* **RECORDS TO PROCESS**:
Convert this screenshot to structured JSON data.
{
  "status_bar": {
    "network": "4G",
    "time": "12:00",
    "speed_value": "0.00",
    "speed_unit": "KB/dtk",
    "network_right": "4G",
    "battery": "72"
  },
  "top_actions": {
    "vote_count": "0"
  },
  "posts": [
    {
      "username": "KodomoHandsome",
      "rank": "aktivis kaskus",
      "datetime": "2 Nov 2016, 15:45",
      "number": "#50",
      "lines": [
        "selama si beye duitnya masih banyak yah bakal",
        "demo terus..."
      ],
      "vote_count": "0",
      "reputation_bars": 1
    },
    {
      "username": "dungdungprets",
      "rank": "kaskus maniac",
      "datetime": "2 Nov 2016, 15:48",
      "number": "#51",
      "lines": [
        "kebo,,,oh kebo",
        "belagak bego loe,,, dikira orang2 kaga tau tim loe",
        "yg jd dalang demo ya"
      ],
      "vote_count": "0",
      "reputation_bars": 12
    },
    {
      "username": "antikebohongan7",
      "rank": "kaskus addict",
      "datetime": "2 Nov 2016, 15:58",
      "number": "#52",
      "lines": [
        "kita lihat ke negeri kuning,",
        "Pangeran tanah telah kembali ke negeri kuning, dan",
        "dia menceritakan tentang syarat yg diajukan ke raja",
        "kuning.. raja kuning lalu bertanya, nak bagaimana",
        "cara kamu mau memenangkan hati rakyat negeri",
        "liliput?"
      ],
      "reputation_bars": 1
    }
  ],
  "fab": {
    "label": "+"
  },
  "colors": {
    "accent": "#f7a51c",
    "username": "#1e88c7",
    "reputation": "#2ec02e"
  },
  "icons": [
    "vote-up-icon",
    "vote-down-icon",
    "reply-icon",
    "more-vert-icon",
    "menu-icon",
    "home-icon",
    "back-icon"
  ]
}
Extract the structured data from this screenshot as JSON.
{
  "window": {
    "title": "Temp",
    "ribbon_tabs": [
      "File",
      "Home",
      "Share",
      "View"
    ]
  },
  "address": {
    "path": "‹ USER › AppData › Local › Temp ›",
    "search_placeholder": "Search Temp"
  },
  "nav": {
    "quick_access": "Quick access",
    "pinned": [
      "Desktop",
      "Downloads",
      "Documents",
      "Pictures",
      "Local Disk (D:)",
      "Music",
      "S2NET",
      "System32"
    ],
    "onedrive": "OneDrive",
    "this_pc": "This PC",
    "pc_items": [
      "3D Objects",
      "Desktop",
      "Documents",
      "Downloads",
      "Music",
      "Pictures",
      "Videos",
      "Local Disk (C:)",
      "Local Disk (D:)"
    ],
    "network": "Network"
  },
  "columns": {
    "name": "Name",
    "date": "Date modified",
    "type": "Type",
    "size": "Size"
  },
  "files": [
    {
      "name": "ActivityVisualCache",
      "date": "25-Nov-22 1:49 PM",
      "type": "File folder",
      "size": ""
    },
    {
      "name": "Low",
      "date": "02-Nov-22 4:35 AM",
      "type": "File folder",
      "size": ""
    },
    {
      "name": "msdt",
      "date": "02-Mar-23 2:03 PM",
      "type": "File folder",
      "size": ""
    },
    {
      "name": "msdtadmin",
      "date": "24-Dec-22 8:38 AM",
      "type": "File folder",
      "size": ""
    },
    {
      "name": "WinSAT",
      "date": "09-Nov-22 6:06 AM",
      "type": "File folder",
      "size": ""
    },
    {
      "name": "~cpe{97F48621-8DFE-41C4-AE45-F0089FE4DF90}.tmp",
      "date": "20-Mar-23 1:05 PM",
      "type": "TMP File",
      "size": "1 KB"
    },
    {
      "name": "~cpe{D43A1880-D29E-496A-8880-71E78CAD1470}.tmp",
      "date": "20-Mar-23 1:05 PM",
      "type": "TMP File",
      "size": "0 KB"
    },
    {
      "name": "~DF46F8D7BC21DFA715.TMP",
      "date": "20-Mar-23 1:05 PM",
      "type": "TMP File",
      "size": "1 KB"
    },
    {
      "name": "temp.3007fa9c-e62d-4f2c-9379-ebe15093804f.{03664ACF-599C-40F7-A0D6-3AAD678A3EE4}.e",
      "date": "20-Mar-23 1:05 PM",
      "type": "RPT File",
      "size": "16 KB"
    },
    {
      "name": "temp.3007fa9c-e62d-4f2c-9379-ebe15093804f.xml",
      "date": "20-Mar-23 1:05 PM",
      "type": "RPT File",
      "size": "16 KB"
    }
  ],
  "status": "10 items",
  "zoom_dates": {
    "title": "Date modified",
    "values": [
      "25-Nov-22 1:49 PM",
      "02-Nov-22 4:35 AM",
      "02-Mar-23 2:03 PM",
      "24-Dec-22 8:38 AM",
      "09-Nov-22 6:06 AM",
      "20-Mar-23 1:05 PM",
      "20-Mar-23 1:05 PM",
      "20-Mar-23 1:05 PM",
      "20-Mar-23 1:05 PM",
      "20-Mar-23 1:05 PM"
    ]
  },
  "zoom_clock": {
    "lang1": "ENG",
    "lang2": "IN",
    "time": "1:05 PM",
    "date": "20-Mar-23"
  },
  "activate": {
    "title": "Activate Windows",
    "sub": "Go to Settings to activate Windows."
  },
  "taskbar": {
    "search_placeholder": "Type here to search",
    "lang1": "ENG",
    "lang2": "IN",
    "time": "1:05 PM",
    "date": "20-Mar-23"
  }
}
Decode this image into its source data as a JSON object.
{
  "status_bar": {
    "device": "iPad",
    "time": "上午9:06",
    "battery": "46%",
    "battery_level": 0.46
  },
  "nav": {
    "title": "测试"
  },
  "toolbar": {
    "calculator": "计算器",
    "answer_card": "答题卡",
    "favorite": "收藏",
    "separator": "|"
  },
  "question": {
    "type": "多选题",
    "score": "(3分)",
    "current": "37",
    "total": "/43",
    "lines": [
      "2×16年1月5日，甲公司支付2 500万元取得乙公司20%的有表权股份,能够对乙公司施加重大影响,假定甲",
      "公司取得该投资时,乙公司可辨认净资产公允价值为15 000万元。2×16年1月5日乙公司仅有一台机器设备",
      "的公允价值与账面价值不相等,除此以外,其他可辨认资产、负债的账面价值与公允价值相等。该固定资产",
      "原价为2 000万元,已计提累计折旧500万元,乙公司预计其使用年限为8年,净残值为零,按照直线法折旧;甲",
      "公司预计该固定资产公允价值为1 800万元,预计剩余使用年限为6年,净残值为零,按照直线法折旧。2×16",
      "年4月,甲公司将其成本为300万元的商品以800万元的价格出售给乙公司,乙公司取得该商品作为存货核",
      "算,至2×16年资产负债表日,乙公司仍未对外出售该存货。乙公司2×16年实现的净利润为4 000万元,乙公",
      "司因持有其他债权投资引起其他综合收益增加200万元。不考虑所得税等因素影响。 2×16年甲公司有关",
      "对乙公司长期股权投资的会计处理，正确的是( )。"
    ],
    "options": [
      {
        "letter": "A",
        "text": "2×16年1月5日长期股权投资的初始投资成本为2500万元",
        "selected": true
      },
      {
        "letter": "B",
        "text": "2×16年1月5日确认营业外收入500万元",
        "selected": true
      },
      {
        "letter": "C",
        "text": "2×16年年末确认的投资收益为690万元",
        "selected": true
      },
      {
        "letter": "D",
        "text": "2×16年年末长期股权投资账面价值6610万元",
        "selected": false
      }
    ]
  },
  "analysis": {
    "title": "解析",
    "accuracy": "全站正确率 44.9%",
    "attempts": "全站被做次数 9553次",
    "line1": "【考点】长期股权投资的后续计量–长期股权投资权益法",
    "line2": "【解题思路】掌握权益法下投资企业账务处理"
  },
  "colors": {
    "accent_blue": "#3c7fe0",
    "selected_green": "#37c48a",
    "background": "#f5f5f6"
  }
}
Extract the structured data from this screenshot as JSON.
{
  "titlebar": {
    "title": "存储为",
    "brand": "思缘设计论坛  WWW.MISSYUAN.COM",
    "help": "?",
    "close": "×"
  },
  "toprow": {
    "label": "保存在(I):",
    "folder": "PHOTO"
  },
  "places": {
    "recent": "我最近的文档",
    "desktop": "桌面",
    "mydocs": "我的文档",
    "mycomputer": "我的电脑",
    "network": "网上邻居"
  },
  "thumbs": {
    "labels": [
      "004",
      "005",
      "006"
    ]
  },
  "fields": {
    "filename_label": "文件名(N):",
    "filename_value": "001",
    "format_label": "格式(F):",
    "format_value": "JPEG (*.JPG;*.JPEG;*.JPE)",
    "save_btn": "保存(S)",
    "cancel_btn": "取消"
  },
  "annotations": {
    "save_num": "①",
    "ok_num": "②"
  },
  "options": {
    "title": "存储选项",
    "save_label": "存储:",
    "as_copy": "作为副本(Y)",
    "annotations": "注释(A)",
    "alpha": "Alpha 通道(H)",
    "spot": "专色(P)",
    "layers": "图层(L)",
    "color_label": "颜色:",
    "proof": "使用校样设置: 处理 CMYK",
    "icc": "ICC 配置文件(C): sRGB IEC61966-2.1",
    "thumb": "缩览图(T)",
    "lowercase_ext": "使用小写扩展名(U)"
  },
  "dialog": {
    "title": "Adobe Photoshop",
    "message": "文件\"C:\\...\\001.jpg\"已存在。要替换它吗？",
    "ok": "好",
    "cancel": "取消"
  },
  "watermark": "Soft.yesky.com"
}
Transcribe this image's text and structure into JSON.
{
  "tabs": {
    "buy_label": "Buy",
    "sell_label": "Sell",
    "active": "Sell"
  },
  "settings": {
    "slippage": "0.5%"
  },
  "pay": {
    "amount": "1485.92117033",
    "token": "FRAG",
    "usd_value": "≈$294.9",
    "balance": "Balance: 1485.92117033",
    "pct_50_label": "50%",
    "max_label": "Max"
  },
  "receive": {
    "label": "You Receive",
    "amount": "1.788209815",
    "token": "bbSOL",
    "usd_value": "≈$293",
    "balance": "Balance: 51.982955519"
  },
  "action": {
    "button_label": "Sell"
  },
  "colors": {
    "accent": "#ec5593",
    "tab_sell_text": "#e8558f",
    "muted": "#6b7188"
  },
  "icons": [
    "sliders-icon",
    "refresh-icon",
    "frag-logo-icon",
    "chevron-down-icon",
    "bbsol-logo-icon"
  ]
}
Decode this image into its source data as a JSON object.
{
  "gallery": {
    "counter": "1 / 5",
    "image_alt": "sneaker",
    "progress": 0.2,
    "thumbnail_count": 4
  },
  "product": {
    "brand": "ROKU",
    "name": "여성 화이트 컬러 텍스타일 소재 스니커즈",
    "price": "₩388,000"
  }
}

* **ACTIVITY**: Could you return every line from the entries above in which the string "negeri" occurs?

* **RESULT**:
        "kita lihat ke negeri kuning,",
        "Pangeran tanah telah kembali ke negeri kuning, dan",
        "cara kamu mau memenangkan hati rakyat negeri",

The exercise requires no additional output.